Philosophy Associate in Arts Degree


The Philosophy Associate in Arts Degree includes the development of critical thinking and writing skills; the investigation of conceptual problems encountered in the course of reflecting about experience; the assessment of assumptions underlying other sciences and arts; and the exploration of intellectual and cultural history from a broad perspective. Majoring or minoring in philosophy is an excellent way of preparing for law school and other careers that involve facility in reasoning, analysis and information processing. This degree requires a total of 18 units in addition to other graduation requirements.

Required Courses (12 units):
PHIL 100 F Introduction to Philosophy3
or PHIL 100HF Honors Introduction to Philosophy
PHIL 160 FIntroduction to Ethics3
PHIL 170 FLogic and Critical Thinking3
or PHIL 172 F Critical Thinking and Writing
PHIL 201 F History of Philosophy: Ancient and Medieval3
or PHIL 202 F History of Philosophy: Modern and Contemporary
Restricted Electives (6 units):6
Western Civilizations to 1550 (formerly Western Civilization I)3
Honors Western Civilizations to 1550 (formerly Western Civilization II)
Western Civilizations Since 1550 (formerly Western Civilization II)3
Honors Western Civilizations Since 1550 (formerly Honors Western Civilization II)
Introduction to Religious Studies3
World Religions3
Honors World Religions
Social and Political Philosophy3
Women's Issues in Philosophy3
Introduction to Christianity3
Introduction to Judaism3
The Holocaust (formerly PHIL 198AF)3
The American Religious Experience3
The Religion of Islam3
Introduction to Asian Religions3
Philosophy Independent Study1
Total Units18

Outcome 1: Identify and explain major philosophical terms and concepts by being able to employ terminology used in philosophical arguments in order to understand the enduring questions in philosophy.

Outcome 2: Compare and contrast the principles of at least two of the following ethical approaches: Utilitarianism, Kantian ethics, Natural law, Virtue ethics, Feminist ethics.

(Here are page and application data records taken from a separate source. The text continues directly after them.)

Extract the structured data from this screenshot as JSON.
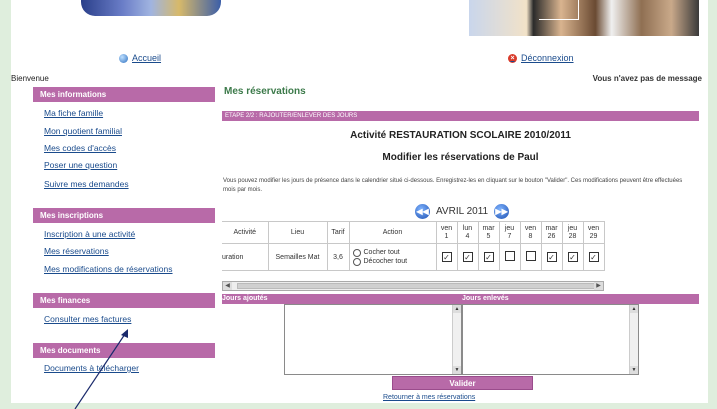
{
  "header": {
    "home_link": "Accueil",
    "logout_link": "Déconnexion",
    "welcome": "Bienvenue",
    "messages": "Vous n'avez pas de message"
  },
  "sidebar": {
    "sections": [
      {
        "title": "Mes informations",
        "items": [
          "Ma fiche famille",
          "Mon quotient familial",
          "Mes codes d'accès",
          "Poser une question",
          "Suivre mes demandes"
        ]
      },
      {
        "title": "Mes inscriptions",
        "items": [
          "Inscription à une activité",
          "Mes réservations",
          "Mes modifications de réservations"
        ]
      },
      {
        "title": "Mes finances",
        "items": [
          "Consulter mes factures"
        ]
      },
      {
        "title": "Mes documents",
        "items": [
          "Documents à télécharger"
        ]
      }
    ]
  },
  "main": {
    "title": "Mes réservations",
    "step": "ETAPE 2/2 : RAJOUTER/ENLEVER DES JOURS",
    "activity_title": "Activité RESTAURATION SCOLAIRE 2010/2011",
    "modify_title": "Modifier les réservations de Paul",
    "description": "Vous pouvez modifier les jours de présence dans le calendrier situé ci-dessous. Enregistrez-les en cliquant sur le bouton \"Valider\". Ces modifications peuvent être effectuées mois par mois.",
    "month_label": "AVRIL 2011",
    "table": {
      "headers": {
        "activity": "Activité",
        "place": "Lieu",
        "price": "Tarif",
        "action": "Action"
      },
      "days": [
        {
          "dow": "ven",
          "num": "1",
          "checked": true
        },
        {
          "dow": "lun",
          "num": "4",
          "checked": true
        },
        {
          "dow": "mar",
          "num": "5",
          "checked": true
        },
        {
          "dow": "jeu",
          "num": "7",
          "checked": false
        },
        {
          "dow": "ven",
          "num": "8",
          "checked": false
        },
        {
          "dow": "mar",
          "num": "26",
          "checked": true
        },
        {
          "dow": "jeu",
          "num": "28",
          "checked": true
        },
        {
          "dow": "ven",
          "num": "29",
          "checked": true
        }
      ],
      "row": {
        "activity": "uration",
        "place": "Semailles Mat",
        "price": "3,6"
      },
      "check_all": "Cocher tout",
      "uncheck_all": "Décocher tout"
    },
    "added_days_label": "Jours ajoutés",
    "removed_days_label": "Jours enlevés",
    "validate_button": "Valider",
    "back_link": "Retourner à mes réservations"
  },
  "colors": {
    "accent": "#b86aa8",
    "link": "#1a4b8c",
    "title_green": "#3c7a4a",
    "background": "#dfeedd"
  },
  "icons": [
    "home-icon",
    "logout-icon",
    "prev-month-icon",
    "next-month-icon"
  ]
}
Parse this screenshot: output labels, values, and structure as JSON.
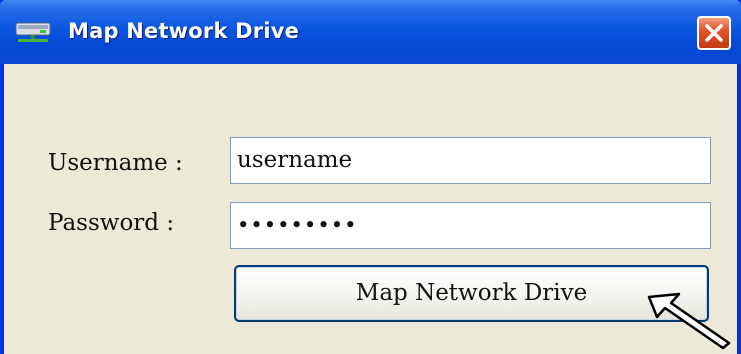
{
  "window": {
    "title": "Map Network Drive",
    "title_icon": "network-drive-icon",
    "close_icon": "close-icon"
  },
  "form": {
    "username_label": "Username :",
    "username_value": "username",
    "password_label": "Password :",
    "password_value": "•••••••••",
    "submit_label": "Map Network Drive"
  },
  "colors": {
    "titlebar": "#0a56e0",
    "close_button": "#e2562a",
    "window_bg": "#ece9d8"
  }
}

In doing so, the context of works and movements to the various author\s' philosophies should be articulated.

Outcome 3: Evaluate patterns of deductive and inductive reasoning through summary and analysis of complex arguments while relating them to their own experience.

Outcome 4: Compare and contrast the epistemological and metaphysical systems of Plato, Aristotle, and at least one medieval philosopher in order to demonstrate competency in relating a philosopher's ideas to the history of philosophy.

Outcome 5: Compare and contrast the epistemological systems of Rationalism, Empiricism, Kantianism, and at least one nineteenth century and one contemporary philosopher while making connections between a philosopher's views and the influence of culture on these views. In addition students should be able to articulate open-mindedness with regard to divergent and conflicting theories.